The image below illustrates the process of segmentation of brain ventricles using a bacterial colony endowed with a simple reproduction algorithm. The bacteria reproduce as long as the gray level intensities on the image correspond to a pre-specified threshold. Bacterial division produce new cells inside the colony and their natural growth produce internal pressure that push the external cells outwards. Bacteria entering the region were the image values are not appropriate stop reproducing and simultaneously anchor themselves to the substrate (the image). As a result these outside cells act as a wall containing the progression of the colony. All bacteria in this colony are programmed to stop reproduction when the internal pressure exceed a nominal threshold. The combination of this rules produce a behavior similar to the ones of region-growing algorithms. The versatility of this methodology come from the simplicity with which the behavioral rules can be defined. Interactions between artificial genes and proteins are simulated in the cells in order to drive the transition rules of the cellular automata.

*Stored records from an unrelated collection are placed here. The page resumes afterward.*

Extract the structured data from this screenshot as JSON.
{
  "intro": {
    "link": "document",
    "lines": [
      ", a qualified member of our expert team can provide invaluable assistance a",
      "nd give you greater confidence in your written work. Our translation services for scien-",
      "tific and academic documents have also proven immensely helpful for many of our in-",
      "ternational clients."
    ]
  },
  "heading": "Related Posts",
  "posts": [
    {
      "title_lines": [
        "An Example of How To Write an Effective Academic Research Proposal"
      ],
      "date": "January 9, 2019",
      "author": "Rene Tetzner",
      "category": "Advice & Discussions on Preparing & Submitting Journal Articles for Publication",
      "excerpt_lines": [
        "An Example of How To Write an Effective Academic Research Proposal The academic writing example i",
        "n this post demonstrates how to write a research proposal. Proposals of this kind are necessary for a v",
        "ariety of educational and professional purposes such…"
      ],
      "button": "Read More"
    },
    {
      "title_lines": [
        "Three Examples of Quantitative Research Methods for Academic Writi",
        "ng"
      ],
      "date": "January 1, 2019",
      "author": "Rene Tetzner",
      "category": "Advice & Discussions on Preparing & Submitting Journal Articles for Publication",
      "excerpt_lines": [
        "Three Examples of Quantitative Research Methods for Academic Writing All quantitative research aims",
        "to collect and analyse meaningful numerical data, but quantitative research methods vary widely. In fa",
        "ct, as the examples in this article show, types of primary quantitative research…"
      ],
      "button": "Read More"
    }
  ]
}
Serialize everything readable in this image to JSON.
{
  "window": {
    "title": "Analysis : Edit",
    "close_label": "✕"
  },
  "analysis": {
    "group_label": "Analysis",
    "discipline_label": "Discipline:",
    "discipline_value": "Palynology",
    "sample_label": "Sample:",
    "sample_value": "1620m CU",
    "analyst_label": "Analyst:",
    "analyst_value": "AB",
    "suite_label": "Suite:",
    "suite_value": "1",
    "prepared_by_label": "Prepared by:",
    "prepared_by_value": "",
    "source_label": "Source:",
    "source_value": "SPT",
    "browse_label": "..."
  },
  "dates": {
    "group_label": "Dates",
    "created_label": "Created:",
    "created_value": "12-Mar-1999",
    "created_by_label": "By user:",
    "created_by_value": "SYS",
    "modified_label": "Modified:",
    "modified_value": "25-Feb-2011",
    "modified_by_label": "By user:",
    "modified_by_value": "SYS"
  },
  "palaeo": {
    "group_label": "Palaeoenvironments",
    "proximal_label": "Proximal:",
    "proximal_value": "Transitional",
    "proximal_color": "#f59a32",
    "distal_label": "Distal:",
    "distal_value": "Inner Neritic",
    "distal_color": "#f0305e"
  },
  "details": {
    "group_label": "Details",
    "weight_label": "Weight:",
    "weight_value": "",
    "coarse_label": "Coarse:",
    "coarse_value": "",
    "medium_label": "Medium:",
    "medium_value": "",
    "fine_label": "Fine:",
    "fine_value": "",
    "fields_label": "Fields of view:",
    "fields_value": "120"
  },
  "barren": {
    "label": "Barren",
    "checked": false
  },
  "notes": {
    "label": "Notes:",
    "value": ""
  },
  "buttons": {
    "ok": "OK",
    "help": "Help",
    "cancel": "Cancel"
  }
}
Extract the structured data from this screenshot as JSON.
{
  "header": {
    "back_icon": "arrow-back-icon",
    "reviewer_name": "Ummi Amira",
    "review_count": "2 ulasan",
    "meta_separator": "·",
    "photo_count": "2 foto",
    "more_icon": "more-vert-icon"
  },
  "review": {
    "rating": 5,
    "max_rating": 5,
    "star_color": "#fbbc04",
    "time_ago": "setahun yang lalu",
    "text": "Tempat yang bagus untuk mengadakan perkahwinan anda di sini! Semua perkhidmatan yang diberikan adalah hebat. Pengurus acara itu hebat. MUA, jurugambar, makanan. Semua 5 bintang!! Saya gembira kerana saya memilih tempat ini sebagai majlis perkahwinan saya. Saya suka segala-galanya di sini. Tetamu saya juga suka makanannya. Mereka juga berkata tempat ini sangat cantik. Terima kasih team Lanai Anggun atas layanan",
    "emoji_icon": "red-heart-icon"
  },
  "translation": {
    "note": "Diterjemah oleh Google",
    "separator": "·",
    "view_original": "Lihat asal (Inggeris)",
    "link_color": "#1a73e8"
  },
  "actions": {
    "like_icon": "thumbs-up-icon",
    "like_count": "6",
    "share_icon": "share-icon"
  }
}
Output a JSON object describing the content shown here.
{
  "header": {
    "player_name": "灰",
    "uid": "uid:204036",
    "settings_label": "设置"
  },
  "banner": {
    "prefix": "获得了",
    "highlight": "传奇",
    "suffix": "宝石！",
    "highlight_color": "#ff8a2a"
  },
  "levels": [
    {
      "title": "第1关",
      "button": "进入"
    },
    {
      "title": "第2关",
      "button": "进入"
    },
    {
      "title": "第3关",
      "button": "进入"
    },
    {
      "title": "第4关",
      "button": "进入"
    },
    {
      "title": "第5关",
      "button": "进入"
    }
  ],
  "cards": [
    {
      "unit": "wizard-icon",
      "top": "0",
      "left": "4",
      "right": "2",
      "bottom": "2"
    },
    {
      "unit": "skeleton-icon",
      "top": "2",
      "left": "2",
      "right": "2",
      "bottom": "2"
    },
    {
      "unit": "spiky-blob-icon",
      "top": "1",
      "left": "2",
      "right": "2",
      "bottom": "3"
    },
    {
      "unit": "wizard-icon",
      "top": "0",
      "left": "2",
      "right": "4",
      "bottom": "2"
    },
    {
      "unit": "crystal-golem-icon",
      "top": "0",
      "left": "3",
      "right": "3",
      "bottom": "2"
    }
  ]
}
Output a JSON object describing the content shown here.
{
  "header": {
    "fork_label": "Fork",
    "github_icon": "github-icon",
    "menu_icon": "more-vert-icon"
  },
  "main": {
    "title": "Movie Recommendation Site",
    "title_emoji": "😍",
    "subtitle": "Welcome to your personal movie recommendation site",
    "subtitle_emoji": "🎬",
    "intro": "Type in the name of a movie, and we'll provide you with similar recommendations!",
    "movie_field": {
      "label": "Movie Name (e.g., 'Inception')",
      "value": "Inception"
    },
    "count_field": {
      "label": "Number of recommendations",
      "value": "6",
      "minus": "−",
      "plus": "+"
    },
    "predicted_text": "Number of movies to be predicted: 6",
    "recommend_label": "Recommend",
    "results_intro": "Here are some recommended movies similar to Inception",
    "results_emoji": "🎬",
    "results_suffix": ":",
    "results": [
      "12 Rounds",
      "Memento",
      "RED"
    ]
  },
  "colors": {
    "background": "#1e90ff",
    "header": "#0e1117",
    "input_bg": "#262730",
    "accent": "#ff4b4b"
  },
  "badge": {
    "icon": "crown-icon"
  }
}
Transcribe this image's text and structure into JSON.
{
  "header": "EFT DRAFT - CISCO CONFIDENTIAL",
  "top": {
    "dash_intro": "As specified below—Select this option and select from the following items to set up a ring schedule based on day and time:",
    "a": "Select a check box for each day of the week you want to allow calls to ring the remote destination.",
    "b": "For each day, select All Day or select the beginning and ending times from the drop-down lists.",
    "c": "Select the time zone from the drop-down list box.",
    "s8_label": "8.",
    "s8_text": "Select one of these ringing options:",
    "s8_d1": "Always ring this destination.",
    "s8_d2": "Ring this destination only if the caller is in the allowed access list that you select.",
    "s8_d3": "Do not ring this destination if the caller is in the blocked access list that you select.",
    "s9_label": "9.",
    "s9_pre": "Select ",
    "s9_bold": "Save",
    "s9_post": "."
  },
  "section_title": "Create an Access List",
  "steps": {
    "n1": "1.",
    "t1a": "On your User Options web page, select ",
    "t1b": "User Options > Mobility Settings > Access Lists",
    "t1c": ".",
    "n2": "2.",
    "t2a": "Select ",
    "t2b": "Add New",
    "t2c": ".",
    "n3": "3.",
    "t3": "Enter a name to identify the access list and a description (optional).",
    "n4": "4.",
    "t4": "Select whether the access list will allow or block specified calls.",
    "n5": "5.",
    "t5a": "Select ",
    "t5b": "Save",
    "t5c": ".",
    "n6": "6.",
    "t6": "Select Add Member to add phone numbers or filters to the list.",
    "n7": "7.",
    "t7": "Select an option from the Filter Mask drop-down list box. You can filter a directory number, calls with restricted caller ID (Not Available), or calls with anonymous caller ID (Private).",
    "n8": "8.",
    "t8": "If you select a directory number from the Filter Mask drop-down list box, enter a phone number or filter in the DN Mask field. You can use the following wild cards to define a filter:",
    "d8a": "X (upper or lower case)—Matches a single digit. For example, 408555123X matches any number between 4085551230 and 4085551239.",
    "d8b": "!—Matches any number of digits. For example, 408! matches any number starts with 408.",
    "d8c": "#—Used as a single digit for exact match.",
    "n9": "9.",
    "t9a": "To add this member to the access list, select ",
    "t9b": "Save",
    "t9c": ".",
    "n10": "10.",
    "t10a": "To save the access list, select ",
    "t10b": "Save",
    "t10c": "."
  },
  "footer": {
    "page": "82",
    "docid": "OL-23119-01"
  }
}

Input Image Output Image Output Image
Output Image Output Image Output Image
Output Image Output Image Output Image

A MPEG animation of the growing bacterial colony can be seen here.

Using Cells in 3D
The following sequence of images illustrate the use of bio-cells for analyzing a 3D image. This also shows the versatility of ITK's N-Dimensional design. The full application can be commuted from 2D to 3D by changing a single line in the Cell.h header file.

Input Image Output Image
Output Image Output Image

References
[1] D'Arcy Thompson, On Growth and Form, Cambridge University Press, 1992.

[2] Alan Turing, The Chemical Basis of Morphogenesis, Philosophical Transactions of the Royal Society, Vol.237, pp.37-72, 1952.

[3] S.M. Ulam, On some mathematical problems connected with patterns of growth of figures, Proceedings of symposia in applied mathematics, American Mathematical Society, Vol.14, pp.215-224, 1962.

[4] R. Schrandt, S.M. Ulam, On recursively defined geometrical objects and patterns of growth, Essays on cellular automata, University of Illinois Press, pp.232-243, 1970.

[5] J. von Neumann, Theory of self-reproducing automata, University of Illinois Press, 1966.

[6] J. Serra, Image analysis and Mathematical morphology, Academic Press Inc., 1982.


Go to next application.